> **WHAT TO PRODUCE**
Skip the pictures and repeat each line of the data exactly.

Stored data
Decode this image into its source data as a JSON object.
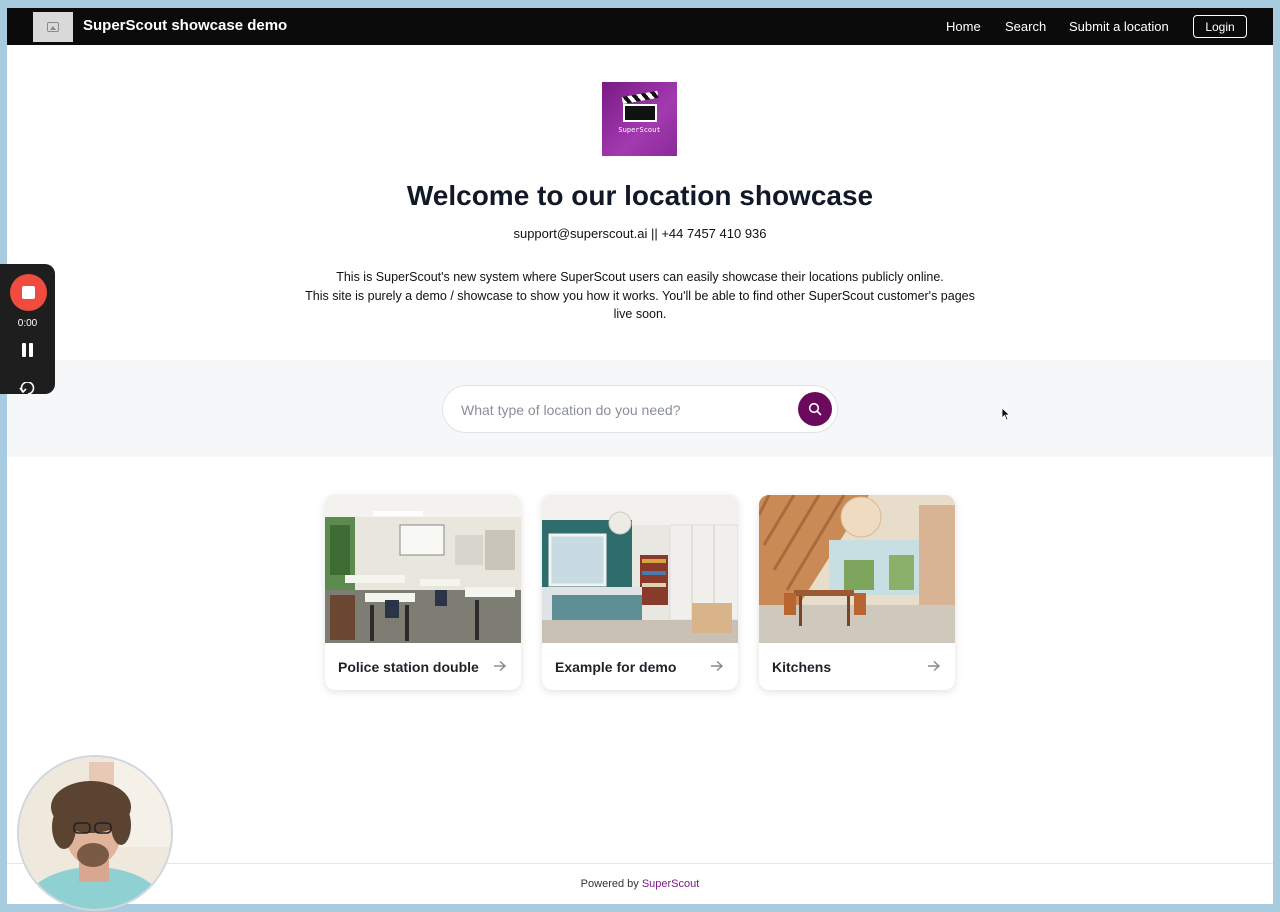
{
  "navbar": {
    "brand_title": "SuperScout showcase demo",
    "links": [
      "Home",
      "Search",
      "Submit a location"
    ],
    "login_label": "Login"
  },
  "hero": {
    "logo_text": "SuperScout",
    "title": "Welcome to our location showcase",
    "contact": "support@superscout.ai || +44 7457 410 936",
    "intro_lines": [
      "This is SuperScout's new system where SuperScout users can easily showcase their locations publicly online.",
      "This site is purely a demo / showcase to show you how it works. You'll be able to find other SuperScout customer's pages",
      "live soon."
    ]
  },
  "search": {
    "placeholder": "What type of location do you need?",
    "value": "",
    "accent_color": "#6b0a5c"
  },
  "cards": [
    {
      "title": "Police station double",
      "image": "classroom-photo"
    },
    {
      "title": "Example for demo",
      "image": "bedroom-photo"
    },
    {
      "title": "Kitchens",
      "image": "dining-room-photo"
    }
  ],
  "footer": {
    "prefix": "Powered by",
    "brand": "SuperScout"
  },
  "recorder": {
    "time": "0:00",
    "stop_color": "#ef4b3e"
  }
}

> **THE ANSWER**
Decode this image into its source data as a JSON object.
{
  "navbar": {
    "brand_title": "SuperScout showcase demo",
    "links": [
      "Home",
      "Search",
      "Submit a location"
    ],
    "login_label": "Login"
  },
  "hero": {
    "logo_text": "SuperScout",
    "title": "Welcome to our location showcase",
    "contact": "support@superscout.ai || +44 7457 410 936",
    "intro_lines": [
      "This is SuperScout's new system where SuperScout users can easily showcase their locations publicly online.",
      "This site is purely a demo / showcase to show you how it works. You'll be able to find other SuperScout customer's pages",
      "live soon."
    ]
  },
  "search": {
    "placeholder": "What type of location do you need?",
    "value": "",
    "accent_color": "#6b0a5c"
  },
  "cards": [
    {
      "title": "Police station double",
      "image": "classroom-photo"
    },
    {
      "title": "Example for demo",
      "image": "bedroom-photo"
    },
    {
      "title": "Kitchens",
      "image": "dining-room-photo"
    }
  ],
  "footer": {
    "prefix": "Powered by",
    "brand": "SuperScout"
  },
  "recorder": {
    "time": "0:00",
    "stop_color": "#ef4b3e"
  }
}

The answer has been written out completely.